Endangered wild cat mistaken for ‘young tiger’, causes panic in Greater Noida
According to district forest officer PK Srivastava, pug marks of a fishing cat, also known as Prionailurus viverrinus, were found on Tuesday morning in the farmland adjacent to Hotel Radisson Blue in Kasna, Greater Noida — a drain divides Hotel Radisson Blue and Le Grand Regency hotel.Updated: Nov 28, 2018 10:32 IST
A call made on police helpline (100) about a “young tiger” being spotted in Kasna area of Greater Noida on Tuesday sent the police and forest officials on a wild chase. The animal turned out to be a fishing cat, an endangered species that has been sighted after a gap of six years.
According to Kasna police, the anonymous caller informed the police that a “young tiger” has been spotted from one of the balconies of Le Grand Regency hotel, near a drain in Kasna.

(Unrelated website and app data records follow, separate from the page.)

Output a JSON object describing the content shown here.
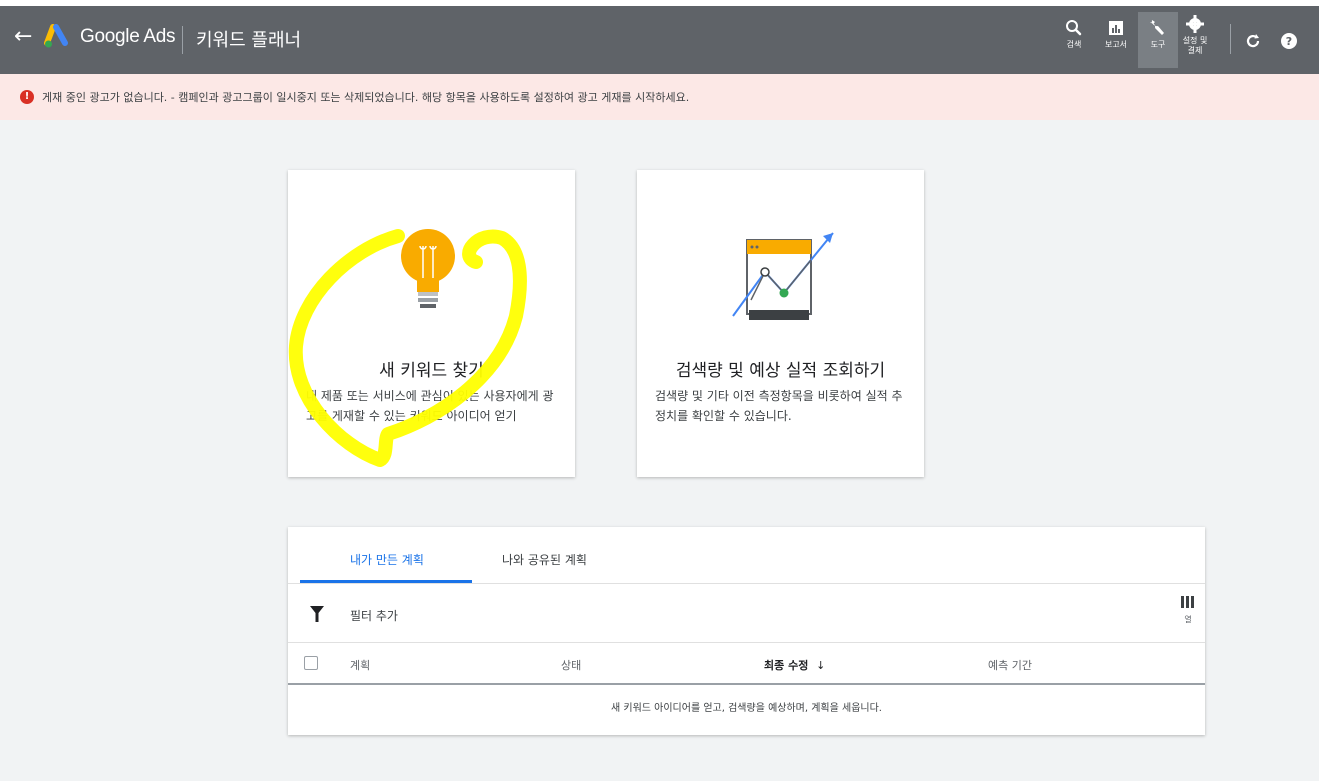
{
  "header": {
    "back_icon": "arrow-left-icon",
    "brand": "Google Ads",
    "page_title": "키워드 플래너",
    "tools": [
      {
        "label": "검색",
        "icon": "search-icon"
      },
      {
        "label": "보고서",
        "icon": "reports-icon"
      },
      {
        "label": "도구",
        "icon": "wrench-icon",
        "active": true
      },
      {
        "label": "설정 및 결제",
        "icon": "gear-icon"
      }
    ],
    "refresh_icon": "refresh-icon",
    "help_icon": "help-icon"
  },
  "alert": {
    "icon": "error-icon",
    "text": "게재 중인 광고가 없습니다. - 캠페인과 광고그룹이 일시중지 또는 삭제되었습니다. 해당 항목을 사용하도록 설정하여 광고 게재를 시작하세요."
  },
  "cards": [
    {
      "title": "새 키워드 찾기",
      "desc": "내 제품 또는 서비스에 관심이 있는 사용자에게 광고를 게재할 수 있는 키워드 아이디어 얻기",
      "icon": "lightbulb-icon"
    },
    {
      "title": "검색량 및 예상 실적 조회하기",
      "desc": "검색량 및 기타 이전 측정항목을 비롯하여 실적 추정치를 확인할 수 있습니다.",
      "icon": "trend-chart-icon"
    }
  ],
  "plans": {
    "tabs": [
      "내가 만든 계획",
      "나와 공유된 계획"
    ],
    "active_tab": 0,
    "filter_label": "필터 추가",
    "columns_label": "열",
    "columns": [
      "계획",
      "상태",
      "최종 수정",
      "예측 기간"
    ],
    "sort_indicator": "↓",
    "empty_text": "새 키워드 아이디어를 얻고, 검색량을 예상하며, 계획을 세웁니다."
  },
  "colors": {
    "header_bg": "#5f6368",
    "alert_bg": "#fce8e6",
    "accent": "#1a73e8",
    "highlight": "#ffff00"
  }
}
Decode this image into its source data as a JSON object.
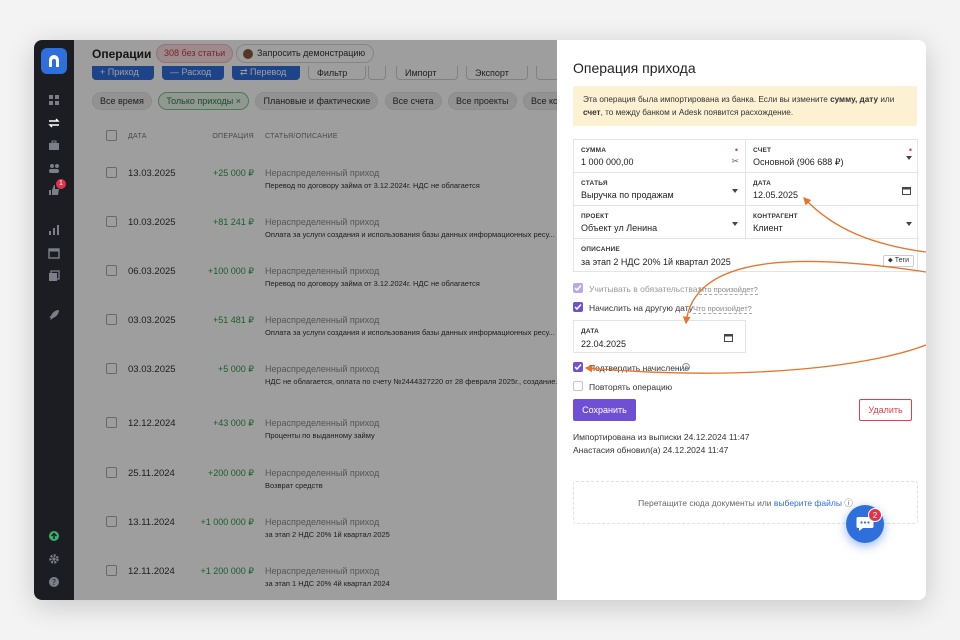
{
  "topbar": {
    "title": "Операции",
    "badge": "308 без статьи",
    "demo_button": "Запросить демонстрацию"
  },
  "toolbar": {
    "buttons": [
      "+ Приход",
      "— Расход",
      "⇄ Перевод",
      "Фильтр",
      "Импорт",
      "Экспорт"
    ]
  },
  "filters": [
    "Все время",
    "Только приходы ×",
    "Плановые и фактические",
    "Все счета",
    "Все проекты",
    "Все контрагенты"
  ],
  "table": {
    "headers": {
      "date": "ДАТА",
      "amount": "ОПЕРАЦИЯ",
      "desc": "СТАТЬЯ/ОПИСАНИЕ"
    },
    "rows": [
      {
        "date": "13.03.2025",
        "amount": "+25 000 ₽",
        "category": "Нераспределенный приход",
        "desc": "Перевод по договору займа от 3.12.2024г. НДС не облагается"
      },
      {
        "date": "10.03.2025",
        "amount": "+81 241 ₽",
        "category": "Нераспределенный приход",
        "desc": "Оплата за услуги создания и использования базы данных информационных ресу..."
      },
      {
        "date": "06.03.2025",
        "amount": "+100 000 ₽",
        "category": "Нераспределенный приход",
        "desc": "Перевод по договору займа от 3.12.2024г. НДС не облагается"
      },
      {
        "date": "03.03.2025",
        "amount": "+51 481 ₽",
        "category": "Нераспределенный приход",
        "desc": "Оплата за услуги создания и использования базы данных информационных ресу..."
      },
      {
        "date": "03.03.2025",
        "amount": "+5 000 ₽",
        "category": "Нераспределенный приход",
        "desc": "НДС не облагается, оплата по счету №2444327220 от 28 февраля 2025г., создание..."
      },
      {
        "date": "12.12.2024",
        "amount": "+43 000 ₽",
        "category": "Нераспределенный приход",
        "desc": "Проценты по выданному займу"
      },
      {
        "date": "25.11.2024",
        "amount": "+200 000 ₽",
        "category": "Нераспределенный приход",
        "desc": "Возврат средств"
      },
      {
        "date": "13.11.2024",
        "amount": "+1 000 000 ₽",
        "category": "Нераспределенный приход",
        "desc": "за этап 2 НДС 20% 1й квартал 2025"
      },
      {
        "date": "12.11.2024",
        "amount": "+1 200 000 ₽",
        "category": "Нераспределенный приход",
        "desc": "за этап 1 НДС 20% 4й квартал 2024"
      }
    ]
  },
  "rail": {
    "badge": "1"
  },
  "panel": {
    "title": "Операция прихода",
    "notice_part1": "Эта операция была импортирована из банка. Если вы измените ",
    "notice_bold1": "сумму, дату",
    "notice_part2": " или ",
    "notice_bold2": "счет",
    "notice_part3": ", то между банком и Adesk появится расхождение.",
    "fields": {
      "amount_label": "СУММА",
      "amount_value": "1 000 000,00",
      "account_label": "СЧЕТ",
      "account_value": "Основной (906 688 ₽)",
      "category_label": "СТАТЬЯ",
      "category_value": "Выручка по продажам",
      "date_label": "ДАТА",
      "date_value": "12.05.2025",
      "project_label": "ПРОЕКТ",
      "project_value": "Объект ул Ленина",
      "contractor_label": "КОНТРАГЕНТ",
      "contractor_value": "Клиент",
      "description_label": "ОПИСАНИЕ",
      "description_value": "за этап 2 НДС 20% 1й квартал 2025",
      "tags_label": "Теги"
    },
    "obligations_label": "Учитывать в обязательствах",
    "what_happens": "Что произойдет?",
    "accrue_label": "Начислить на другую дату",
    "accrual_date_label": "ДАТА",
    "accrual_date_value": "22.04.2025",
    "confirm_label": "Подтвердить начисление",
    "repeat_label": "Повторять операцию",
    "save_label": "Сохранить",
    "delete_label": "Удалить",
    "imported_text": "Импортирована из выписки 24.12.2024 11:47",
    "updated_text": "Анастасия обновил(а) 24.12.2024 11:47",
    "drop_text": "Перетащите сюда документы или ",
    "drop_link": "выберите файлы"
  },
  "chat": {
    "badge": "2"
  },
  "colors": {
    "accent_purple": "#6f4fd3",
    "brand_blue": "#2f6fdc",
    "income_green": "#2a9a48",
    "arrow_orange": "#e8742a",
    "danger": "#d9414b"
  }
}
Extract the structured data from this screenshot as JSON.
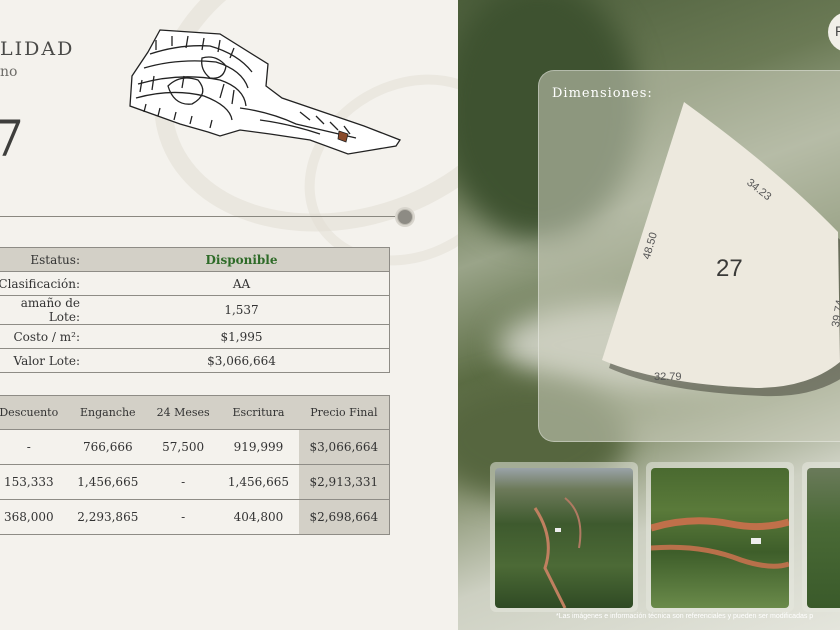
{
  "header": {
    "title": "LIDAD",
    "subtitle": "no",
    "lot_number_large": "7"
  },
  "info_table": {
    "rows": [
      {
        "label": "Estatus:",
        "value": "Disponible"
      },
      {
        "label": "Clasificación:",
        "value": "AA"
      },
      {
        "label": "amaño de Lote:",
        "value": "1,537"
      },
      {
        "label": "Costo / m²:",
        "value": "$1,995"
      },
      {
        "label": "Valor Lote:",
        "value": "$3,066,664"
      }
    ],
    "status_color": "#2e6b28"
  },
  "payment_table": {
    "headers": [
      "Descuento",
      "Enganche",
      "24 Meses",
      "Escritura",
      "Precio Final"
    ],
    "rows": [
      [
        "-",
        "766,666",
        "57,500",
        "919,999",
        "$3,066,664"
      ],
      [
        "153,333",
        "1,456,665",
        "-",
        "1,456,665",
        "$2,913,331"
      ],
      [
        "368,000",
        "2,293,865",
        "-",
        "404,800",
        "$2,698,664"
      ]
    ]
  },
  "dimensions": {
    "label": "Dimensiones:",
    "lot_number": "27",
    "sides": [
      "34.23",
      "48.50",
      "39.74",
      "32.79"
    ]
  },
  "top_right_button": "P",
  "footer_note": "*Las imágenes e información técnica son referenciales y pueden ser modificadas p",
  "icons": {
    "site_map": "site-map-icon",
    "slider": "slider-knob"
  }
}
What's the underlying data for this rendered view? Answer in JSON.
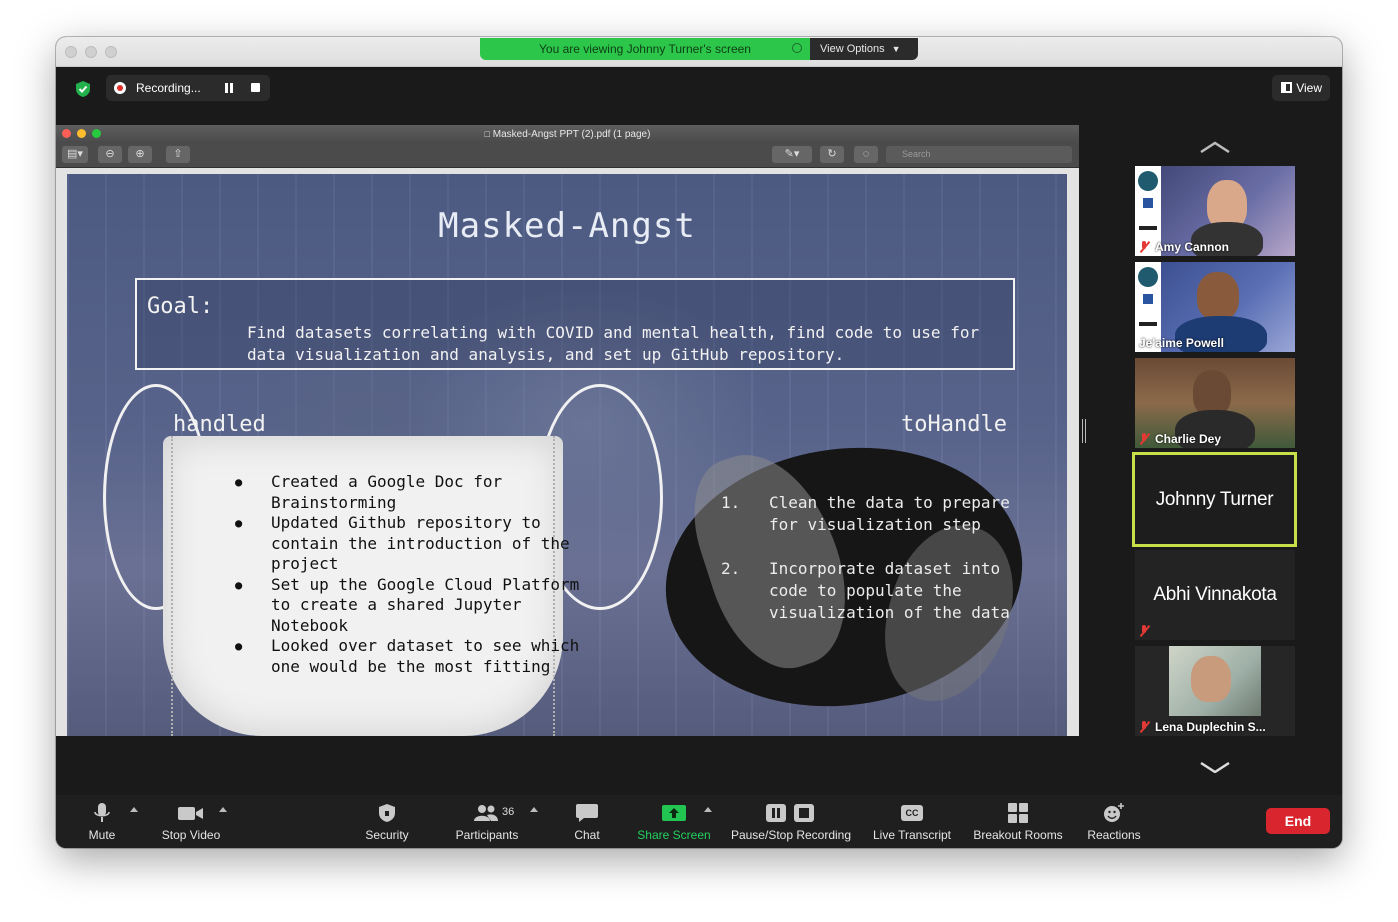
{
  "share_banner": {
    "text": "You are viewing Johnny Turner's screen",
    "options_label": "View Options"
  },
  "topbar": {
    "recording_label": "Recording...",
    "view_label": "View"
  },
  "preview": {
    "file_title": "Masked-Angst PPT (2).pdf (1 page)",
    "search_placeholder": "Search"
  },
  "slide": {
    "title": "Masked-Angst",
    "goal_label": "Goal:",
    "goal_text": "Find datasets correlating with COVID and mental health, find code to use for data visualization and analysis, and set up GitHub repository.",
    "handled_heading": "handled",
    "handled_items": [
      "Created a Google Doc for Brainstorming",
      "Updated Github repository to contain the introduction of the project",
      "Set up the Google Cloud Platform to create a shared Jupyter Notebook",
      "Looked over dataset to see which one would be the most fitting"
    ],
    "tohandle_heading": "toHandle",
    "tohandle_items": [
      {
        "num": "1.",
        "text": "Clean the data to prepare for visualization step"
      },
      {
        "num": "2.",
        "text": "Incorporate dataset into code to populate the visualization of the data"
      }
    ]
  },
  "participants": [
    {
      "name": "Amy Cannon",
      "video": true,
      "muted": true
    },
    {
      "name": "Je'aime Powell",
      "video": true,
      "muted": false
    },
    {
      "name": "Charlie Dey",
      "video": true,
      "muted": true
    },
    {
      "name": "Johnny Turner",
      "video": false,
      "muted": false,
      "active_speaker": true
    },
    {
      "name": "Abhi Vinnakota",
      "video": false,
      "muted": true
    },
    {
      "name": "Lena Duplechin S...",
      "video": true,
      "muted": true
    }
  ],
  "toolbar": {
    "mute": "Mute",
    "stop_video": "Stop Video",
    "security": "Security",
    "participants": "Participants",
    "participants_count": "36",
    "chat": "Chat",
    "share_screen": "Share Screen",
    "pause_stop_recording": "Pause/Stop Recording",
    "live_transcript": "Live Transcript",
    "breakout_rooms": "Breakout Rooms",
    "reactions": "Reactions",
    "end": "End",
    "cc_icon_text": "CC"
  },
  "colors": {
    "share_green": "#2cc74a",
    "end_red": "#d9262e",
    "active_speaker": "#c7e04a",
    "muted_red": "#e53935"
  }
}
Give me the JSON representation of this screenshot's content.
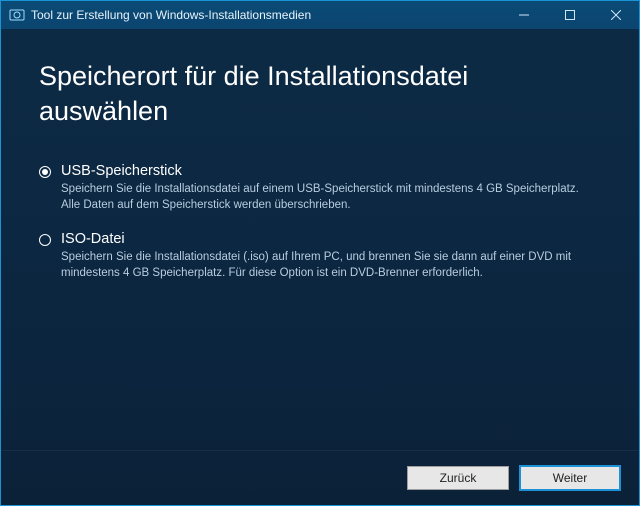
{
  "colors": {
    "titlebar": "#0a4b76",
    "body_top": "#0d2b45",
    "body_bottom": "#0b2138",
    "accent": "#1e90d6"
  },
  "titlebar": {
    "app_icon_name": "media-creation-icon",
    "title": "Tool zur Erstellung von Windows-Installationsmedien",
    "minimize_name": "minimize-icon",
    "maximize_name": "maximize-icon",
    "close_name": "close-icon"
  },
  "main": {
    "heading": "Speicherort für die Installationsdatei auswählen",
    "options": [
      {
        "id": "usb",
        "selected": true,
        "title": "USB-Speicherstick",
        "desc": "Speichern Sie die Installationsdatei auf einem USB-Speicherstick mit mindestens 4 GB Speicherplatz. Alle Daten auf dem Speicherstick werden überschrieben."
      },
      {
        "id": "iso",
        "selected": false,
        "title": "ISO-Datei",
        "desc": "Speichern Sie die Installationsdatei (.iso) auf Ihrem PC, und brennen Sie sie dann auf einer DVD mit mindestens 4 GB Speicherplatz. Für diese Option ist ein DVD-Brenner erforderlich."
      }
    ]
  },
  "footer": {
    "back_label": "Zurück",
    "next_label": "Weiter"
  }
}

Soon, a grainy picture of the animal started circulating on social media, which caused further panic among residents.
“We received a call around 11am that a tiger was spotted near a vacant farmland in Kasna. A team was dispatched to the spot immediately but we did not find any animal there. We reported the incident to the forest officials,” Sundar Singh, senior sub inspector, Kasna police station, said.
“We were told a tiger was spotted by villagers and a photo was soon circulated on social media,” Pushkar Kumar, a guard posted at one of the residential societies in Kasna, said.
However, a spot check by Hindustan Times revealed that there is no village in the mentioned area and area is mainly covered in bushes on the both sides of the drain.
According to district forest officer PK Srivastava, pug marks of a fishing cat, also known as Prionailurus viverrinus, were found on Tuesday morning in the farmland adjacent to Hotel Radisson Blue in Kasna — a drain divides Hotel Radisson Blue and Le Grand Regency hotel.
The animal, which is primarily found in south and south east Asia, was listed as an endangered species in 2016 as it is threatened by decreasing habitat due to increasing urbanisation and destruction of forests.
“We visited the spot and found pug marks of the fishing cat. It primarily feeds on fish and, hence, the name. We suspect that it must have ventured into the urban area in search of food in the drain,” PK Srivastava said.
The fishing cat, once known to inhabit the jungle areas of Greater Noida, has been spotted after six years, according to forest officials. Another striking feature of this species is its resemblance to a tiger cub. Forest officials said the animal is carnivorous but not a man eater.
“This animal was last spotted in Chuharpur village of Greater Noida in 2012. It is a shy animal and avoids humans. Unless provoked, it will not hurt anyone,” Srivastava said.
Officials said the common habitat of this species is the Hindon floodplains and villages adjacent to the Yamuna. Conservationists say there has been no census on the fishing cat and it is difficult to estimate their number in the west UP belt.
“Greater Noida is increasingly witnessing destruction of jungles and loss of habitat of many wild animals. Fishing cats were common a decade ago but due to the lack of census, we don’t know how many are left. The animal should be best left unprovoked,” said Naresh Kadyan, chairman, People for Animals.
First Published: Nov 28, 2018 10:32 IST